Research papers on accessibility finalized. One example of the outcomes: Customs processing and waiting times are among the biggest obstacles in cross-border transport in the south-eastern Baltic Sea Region. They prolong transport time, increase costs and negatively affect schedule compliance.

The project partners of Amber Coast Logistics have produced five transnational research papers, each focusing on a specific dimension of accessibility: physical, political, commercial, technology and organisational. These papers describe and analyse these dimensions, and how they each influence the seamless transport of goods in the Baltic Sea Region (BSR).
All five papers define accessibility as "the ability to reach desired services, activities and destinations". From a transport perspective accessibility is therefore seen as the locational advantage of one destination compared to others.

The BSR not only faces a number of obvious physical-geographical issues but also suffers from an unbalanced transport system. In the eastern part of the region two of the main features are a lack of good transport links and the domestic-oriented nature of transport decisions and policies in those countries. Poor accessibility is one of the consequences. At a political and administrative level, there is evidence that bureaucracy and integrity issues are particularly influential factors, though there are significant differences within the region. Whereas the EU Member-States, and especially Denmark and Germany, are highly accessible, Belarus, Russia and the Ukraine present a less positive picture in political and administrative terms. The political problems include corruption and democratic deficits whereas the main administrative handicaps are congestion with long waiting times at border crossings and bureaucratic bottlenecks in customs clearance.

The lack of capacity, particularly at borders to non-EU countries, and the general backlog in investment in the infrastructure and operation of border crossings are seen by many companies involved in BSR trade as one of the biggest hurdles to the region's economic development. Such administrative and fiscal challenges could be solved by the increased use of information and communications (ICT) technology to monitor cargo movements and process documents, as well as the establishment of new border crossings, infrastructural modernisation of existing ones and harmonisation of import/export regulations and border control procedures.
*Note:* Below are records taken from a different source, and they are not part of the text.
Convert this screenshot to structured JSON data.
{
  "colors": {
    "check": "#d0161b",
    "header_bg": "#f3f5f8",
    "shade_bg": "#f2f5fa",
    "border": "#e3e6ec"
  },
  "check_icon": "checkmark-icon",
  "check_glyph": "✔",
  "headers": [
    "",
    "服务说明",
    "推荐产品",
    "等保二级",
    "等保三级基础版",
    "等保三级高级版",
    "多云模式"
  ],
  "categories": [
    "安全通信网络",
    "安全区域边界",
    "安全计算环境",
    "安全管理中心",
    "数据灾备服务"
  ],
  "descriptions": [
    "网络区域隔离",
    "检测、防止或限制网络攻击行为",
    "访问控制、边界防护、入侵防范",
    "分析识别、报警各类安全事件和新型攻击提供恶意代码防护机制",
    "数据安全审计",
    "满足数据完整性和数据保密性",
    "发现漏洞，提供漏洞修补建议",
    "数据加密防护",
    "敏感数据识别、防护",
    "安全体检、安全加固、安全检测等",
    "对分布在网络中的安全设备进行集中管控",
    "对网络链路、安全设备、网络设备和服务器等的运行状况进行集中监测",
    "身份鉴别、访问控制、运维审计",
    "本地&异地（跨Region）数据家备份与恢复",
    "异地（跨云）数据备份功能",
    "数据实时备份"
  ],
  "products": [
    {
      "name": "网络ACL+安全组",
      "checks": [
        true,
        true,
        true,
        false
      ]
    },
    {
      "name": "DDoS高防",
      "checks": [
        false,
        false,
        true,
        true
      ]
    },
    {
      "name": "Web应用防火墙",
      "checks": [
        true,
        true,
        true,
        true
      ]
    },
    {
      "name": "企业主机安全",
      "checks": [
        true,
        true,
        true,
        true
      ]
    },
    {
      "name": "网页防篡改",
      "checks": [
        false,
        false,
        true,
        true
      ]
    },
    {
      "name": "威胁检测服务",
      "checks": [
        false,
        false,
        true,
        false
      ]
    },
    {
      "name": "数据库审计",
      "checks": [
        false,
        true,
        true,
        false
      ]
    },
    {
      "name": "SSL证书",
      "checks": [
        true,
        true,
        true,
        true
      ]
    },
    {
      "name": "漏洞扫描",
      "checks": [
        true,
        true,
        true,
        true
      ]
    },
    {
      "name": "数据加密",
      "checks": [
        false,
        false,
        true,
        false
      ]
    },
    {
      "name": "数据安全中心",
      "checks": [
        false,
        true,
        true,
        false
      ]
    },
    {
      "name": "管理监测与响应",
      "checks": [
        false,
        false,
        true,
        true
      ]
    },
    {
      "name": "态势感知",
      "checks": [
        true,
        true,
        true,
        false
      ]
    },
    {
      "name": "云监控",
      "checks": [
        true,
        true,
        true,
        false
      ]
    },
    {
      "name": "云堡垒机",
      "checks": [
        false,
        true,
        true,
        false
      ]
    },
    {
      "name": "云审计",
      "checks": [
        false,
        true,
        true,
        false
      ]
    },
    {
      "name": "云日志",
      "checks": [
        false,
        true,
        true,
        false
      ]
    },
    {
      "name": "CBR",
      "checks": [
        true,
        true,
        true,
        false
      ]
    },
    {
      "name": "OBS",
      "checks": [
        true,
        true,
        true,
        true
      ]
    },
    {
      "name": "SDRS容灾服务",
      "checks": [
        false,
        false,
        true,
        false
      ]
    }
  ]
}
The complete accessibility papers are available on www.ambercoastlogistics.eu/results


published 22.08.2013